- Your goal -
Each entry in the material below should be reproduced exactly.

- Available records -
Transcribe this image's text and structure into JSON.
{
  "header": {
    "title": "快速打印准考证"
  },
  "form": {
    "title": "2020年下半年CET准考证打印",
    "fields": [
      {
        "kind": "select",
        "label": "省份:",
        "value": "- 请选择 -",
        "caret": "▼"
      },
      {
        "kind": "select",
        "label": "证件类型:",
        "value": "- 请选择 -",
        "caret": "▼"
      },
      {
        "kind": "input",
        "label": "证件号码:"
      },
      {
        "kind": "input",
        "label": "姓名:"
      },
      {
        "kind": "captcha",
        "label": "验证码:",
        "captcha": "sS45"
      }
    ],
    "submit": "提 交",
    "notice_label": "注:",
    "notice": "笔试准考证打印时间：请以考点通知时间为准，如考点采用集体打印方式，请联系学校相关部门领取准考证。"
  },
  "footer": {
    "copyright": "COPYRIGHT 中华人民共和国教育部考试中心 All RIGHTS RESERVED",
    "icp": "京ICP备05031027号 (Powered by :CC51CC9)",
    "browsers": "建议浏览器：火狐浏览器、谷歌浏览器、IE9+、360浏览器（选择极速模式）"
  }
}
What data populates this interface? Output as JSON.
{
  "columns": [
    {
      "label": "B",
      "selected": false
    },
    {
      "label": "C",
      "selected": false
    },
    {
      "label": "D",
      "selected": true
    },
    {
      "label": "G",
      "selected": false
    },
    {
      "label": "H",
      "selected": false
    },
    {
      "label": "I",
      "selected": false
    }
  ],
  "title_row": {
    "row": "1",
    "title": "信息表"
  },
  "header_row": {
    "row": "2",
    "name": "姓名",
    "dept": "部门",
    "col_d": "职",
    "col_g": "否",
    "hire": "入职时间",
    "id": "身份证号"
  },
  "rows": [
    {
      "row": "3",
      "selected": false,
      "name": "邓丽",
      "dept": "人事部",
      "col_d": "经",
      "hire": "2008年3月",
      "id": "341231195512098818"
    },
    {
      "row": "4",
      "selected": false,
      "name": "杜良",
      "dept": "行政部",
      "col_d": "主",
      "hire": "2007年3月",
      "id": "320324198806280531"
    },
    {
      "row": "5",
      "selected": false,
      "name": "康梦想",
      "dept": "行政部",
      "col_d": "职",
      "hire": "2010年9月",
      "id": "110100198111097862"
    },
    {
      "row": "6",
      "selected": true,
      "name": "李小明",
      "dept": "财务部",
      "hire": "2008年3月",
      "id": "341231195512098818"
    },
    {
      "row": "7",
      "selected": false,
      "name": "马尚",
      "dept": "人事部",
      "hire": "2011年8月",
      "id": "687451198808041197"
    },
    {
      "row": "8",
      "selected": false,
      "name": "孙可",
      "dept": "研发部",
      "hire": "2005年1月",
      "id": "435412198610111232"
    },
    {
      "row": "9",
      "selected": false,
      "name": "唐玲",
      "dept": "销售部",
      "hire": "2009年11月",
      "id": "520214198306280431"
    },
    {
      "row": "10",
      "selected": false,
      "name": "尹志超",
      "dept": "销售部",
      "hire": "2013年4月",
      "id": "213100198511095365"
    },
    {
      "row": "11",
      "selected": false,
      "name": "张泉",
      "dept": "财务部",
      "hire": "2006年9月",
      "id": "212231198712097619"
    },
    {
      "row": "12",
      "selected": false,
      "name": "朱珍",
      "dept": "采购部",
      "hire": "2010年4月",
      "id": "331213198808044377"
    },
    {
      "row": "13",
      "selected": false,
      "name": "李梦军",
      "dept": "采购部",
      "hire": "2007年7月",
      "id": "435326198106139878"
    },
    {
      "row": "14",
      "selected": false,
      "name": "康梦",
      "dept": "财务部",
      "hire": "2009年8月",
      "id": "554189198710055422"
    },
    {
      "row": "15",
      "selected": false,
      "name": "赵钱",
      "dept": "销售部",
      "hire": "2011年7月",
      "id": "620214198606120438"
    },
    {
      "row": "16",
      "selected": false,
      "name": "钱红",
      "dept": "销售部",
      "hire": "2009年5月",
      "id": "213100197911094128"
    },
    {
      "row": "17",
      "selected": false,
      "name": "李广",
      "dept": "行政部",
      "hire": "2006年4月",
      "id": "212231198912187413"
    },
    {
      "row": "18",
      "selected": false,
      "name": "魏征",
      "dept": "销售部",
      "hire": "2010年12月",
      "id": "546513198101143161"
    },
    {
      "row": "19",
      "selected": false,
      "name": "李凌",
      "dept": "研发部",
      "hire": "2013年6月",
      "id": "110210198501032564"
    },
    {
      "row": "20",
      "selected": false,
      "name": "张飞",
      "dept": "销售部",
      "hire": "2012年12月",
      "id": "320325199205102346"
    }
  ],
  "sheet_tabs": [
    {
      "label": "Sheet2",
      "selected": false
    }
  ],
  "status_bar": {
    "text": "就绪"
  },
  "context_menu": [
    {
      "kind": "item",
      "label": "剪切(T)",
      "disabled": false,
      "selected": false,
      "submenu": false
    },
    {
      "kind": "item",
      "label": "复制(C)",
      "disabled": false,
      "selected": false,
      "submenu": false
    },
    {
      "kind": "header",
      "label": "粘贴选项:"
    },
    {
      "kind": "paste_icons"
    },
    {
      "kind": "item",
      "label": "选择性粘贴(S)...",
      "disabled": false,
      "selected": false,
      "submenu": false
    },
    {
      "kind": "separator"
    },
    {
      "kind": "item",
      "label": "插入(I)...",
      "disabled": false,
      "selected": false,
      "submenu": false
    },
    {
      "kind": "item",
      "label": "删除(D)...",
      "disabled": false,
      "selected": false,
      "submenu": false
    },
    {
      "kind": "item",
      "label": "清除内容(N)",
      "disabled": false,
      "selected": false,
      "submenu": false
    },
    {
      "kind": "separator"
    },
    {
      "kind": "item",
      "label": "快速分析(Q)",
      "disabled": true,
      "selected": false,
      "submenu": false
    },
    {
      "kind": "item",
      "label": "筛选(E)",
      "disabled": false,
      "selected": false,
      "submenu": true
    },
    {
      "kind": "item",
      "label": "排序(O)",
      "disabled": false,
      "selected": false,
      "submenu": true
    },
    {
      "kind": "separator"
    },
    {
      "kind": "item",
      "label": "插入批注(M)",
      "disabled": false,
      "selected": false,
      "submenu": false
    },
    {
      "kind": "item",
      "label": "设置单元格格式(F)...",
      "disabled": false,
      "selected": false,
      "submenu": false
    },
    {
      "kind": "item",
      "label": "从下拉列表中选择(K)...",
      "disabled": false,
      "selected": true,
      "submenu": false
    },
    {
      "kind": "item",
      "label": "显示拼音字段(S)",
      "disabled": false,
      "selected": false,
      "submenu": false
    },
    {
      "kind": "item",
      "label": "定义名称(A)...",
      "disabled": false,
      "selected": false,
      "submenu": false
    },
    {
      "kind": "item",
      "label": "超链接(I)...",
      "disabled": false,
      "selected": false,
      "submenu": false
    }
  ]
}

- Answer for the task -
Transcribe this image's text and structure into JSON.
{
  "header": {
    "title": "快速打印准考证"
  },
  "form": {
    "title": "2020年下半年CET准考证打印",
    "fields": [
      {
        "kind": "select",
        "label": "省份:",
        "value": "- 请选择 -",
        "caret": "▼"
      },
      {
        "kind": "select",
        "label": "证件类型:",
        "value": "- 请选择 -",
        "caret": "▼"
      },
      {
        "kind": "input",
        "label": "证件号码:"
      },
      {
        "kind": "input",
        "label": "姓名:"
      },
      {
        "kind": "captcha",
        "label": "验证码:",
        "captcha": "sS45"
      }
    ],
    "submit": "提 交",
    "notice_label": "注:",
    "notice": "笔试准考证打印时间：请以考点通知时间为准，如考点采用集体打印方式，请联系学校相关部门领取准考证。"
  },
  "footer": {
    "copyright": "COPYRIGHT 中华人民共和国教育部考试中心 All RIGHTS RESERVED",
    "icp": "京ICP备05031027号 (Powered by :CC51CC9)",
    "browsers": "建议浏览器：火狐浏览器、谷歌浏览器、IE9+、360浏览器（选择极速模式）"
  }
}
What data populates this interface? Output as JSON.
{
  "columns": [
    {
      "label": "B",
      "selected": false
    },
    {
      "label": "C",
      "selected": false
    },
    {
      "label": "D",
      "selected": true
    },
    {
      "label": "G",
      "selected": false
    },
    {
      "label": "H",
      "selected": false
    },
    {
      "label": "I",
      "selected": false
    }
  ],
  "title_row": {
    "row": "1",
    "title": "信息表"
  },
  "header_row": {
    "row": "2",
    "name": "姓名",
    "dept": "部门",
    "col_d": "职",
    "col_g": "否",
    "hire": "入职时间",
    "id": "身份证号"
  },
  "rows": [
    {
      "row": "3",
      "selected": false,
      "name": "邓丽",
      "dept": "人事部",
      "col_d": "经",
      "hire": "2008年3月",
      "id": "341231195512098818"
    },
    {
      "row": "4",
      "selected": false,
      "name": "杜良",
      "dept": "行政部",
      "col_d": "主",
      "hire": "2007年3月",
      "id": "320324198806280531"
    },
    {
      "row": "5",
      "selected": false,
      "name": "康梦想",
      "dept": "行政部",
      "col_d": "职",
      "hire": "2010年9月",
      "id": "110100198111097862"
    },
    {
      "row": "6",
      "selected": true,
      "name": "李小明",
      "dept": "财务部",
      "hire": "2008年3月",
      "id": "341231195512098818"
    },
    {
      "row": "7",
      "selected": false,
      "name": "马尚",
      "dept": "人事部",
      "hire": "2011年8月",
      "id": "687451198808041197"
    },
    {
      "row": "8",
      "selected": false,
      "name": "孙可",
      "dept": "研发部",
      "hire": "2005年1月",
      "id": "435412198610111232"
    },
    {
      "row": "9",
      "selected": false,
      "name": "唐玲",
      "dept": "销售部",
      "hire": "2009年11月",
      "id": "520214198306280431"
    },
    {
      "row": "10",
      "selected": false,
      "name": "尹志超",
      "dept": "销售部",
      "hire": "2013年4月",
      "id": "213100198511095365"
    },
    {
      "row": "11",
      "selected": false,
      "name": "张泉",
      "dept": "财务部",
      "hire": "2006年9月",
      "id": "212231198712097619"
    },
    {
      "row": "12",
      "selected": false,
      "name": "朱珍",
      "dept": "采购部",
      "hire": "2010年4月",
      "id": "331213198808044377"
    },
    {
      "row": "13",
      "selected": false,
      "name": "李梦军",
      "dept": "采购部",
      "hire": "2007年7月",
      "id": "435326198106139878"
    },
    {
      "row": "14",
      "selected": false,
      "name": "康梦",
      "dept": "财务部",
      "hire": "2009年8月",
      "id": "554189198710055422"
    },
    {
      "row": "15",
      "selected": false,
      "name": "赵钱",
      "dept": "销售部",
      "hire": "2011年7月",
      "id": "620214198606120438"
    },
    {
      "row": "16",
      "selected": false,
      "name": "钱红",
      "dept": "销售部",
      "hire": "2009年5月",
      "id": "213100197911094128"
    },
    {
      "row": "17",
      "selected": false,
      "name": "李广",
      "dept": "行政部",
      "hire": "2006年4月",
      "id": "212231198912187413"
    },
    {
      "row": "18",
      "selected": false,
      "name": "魏征",
      "dept": "销售部",
      "hire": "2010年12月",
      "id": "546513198101143161"
    },
    {
      "row": "19",
      "selected": false,
      "name": "李凌",
      "dept": "研发部",
      "hire": "2013年6月",
      "id": "110210198501032564"
    },
    {
      "row": "20",
      "selected": false,
      "name": "张飞",
      "dept": "销售部",
      "hire": "2012年12月",
      "id": "320325199205102346"
    }
  ],
  "sheet_tabs": [
    {
      "label": "Sheet2",
      "selected": false
    }
  ],
  "status_bar": {
    "text": "就绪"
  },
  "context_menu": [
    {
      "kind": "item",
      "label": "剪切(T)",
      "disabled": false,
      "selected": false,
      "submenu": false
    },
    {
      "kind": "item",
      "label": "复制(C)",
      "disabled": false,
      "selected": false,
      "submenu": false
    },
    {
      "kind": "header",
      "label": "粘贴选项:"
    },
    {
      "kind": "paste_icons"
    },
    {
      "kind": "item",
      "label": "选择性粘贴(S)...",
      "disabled": false,
      "selected": false,
      "submenu": false
    },
    {
      "kind": "separator"
    },
    {
      "kind": "item",
      "label": "插入(I)...",
      "disabled": false,
      "selected": false,
      "submenu": false
    },
    {
      "kind": "item",
      "label": "删除(D)...",
      "disabled": false,
      "selected": false,
      "submenu": false
    },
    {
      "kind": "item",
      "label": "清除内容(N)",
      "disabled": false,
      "selected": false,
      "submenu": false
    },
    {
      "kind": "separator"
    },
    {
      "kind": "item",
      "label": "快速分析(Q)",
      "disabled": true,
      "selected": false,
      "submenu": false
    },
    {
      "kind": "item",
      "label": "筛选(E)",
      "disabled": false,
      "selected": false,
      "submenu": true
    },
    {
      "kind": "item",
      "label": "排序(O)",
      "disabled": false,
      "selected": false,
      "submenu": true
    },
    {
      "kind": "separator"
    },
    {
      "kind": "item",
      "label": "插入批注(M)",
      "disabled": false,
      "selected": false,
      "submenu": false
    },
    {
      "kind": "item",
      "label": "设置单元格格式(F)...",
      "disabled": false,
      "selected": false,
      "submenu": false
    },
    {
      "kind": "item",
      "label": "从下拉列表中选择(K)...",
      "disabled": false,
      "selected": true,
      "submenu": false
    },
    {
      "kind": "item",
      "label": "显示拼音字段(S)",
      "disabled": false,
      "selected": false,
      "submenu": false
    },
    {
      "kind": "item",
      "label": "定义名称(A)...",
      "disabled": false,
      "selected": false,
      "submenu": false
    },
    {
      "kind": "item",
      "label": "超链接(I)...",
      "disabled": false,
      "selected": false,
      "submenu": false
    }
  ]
}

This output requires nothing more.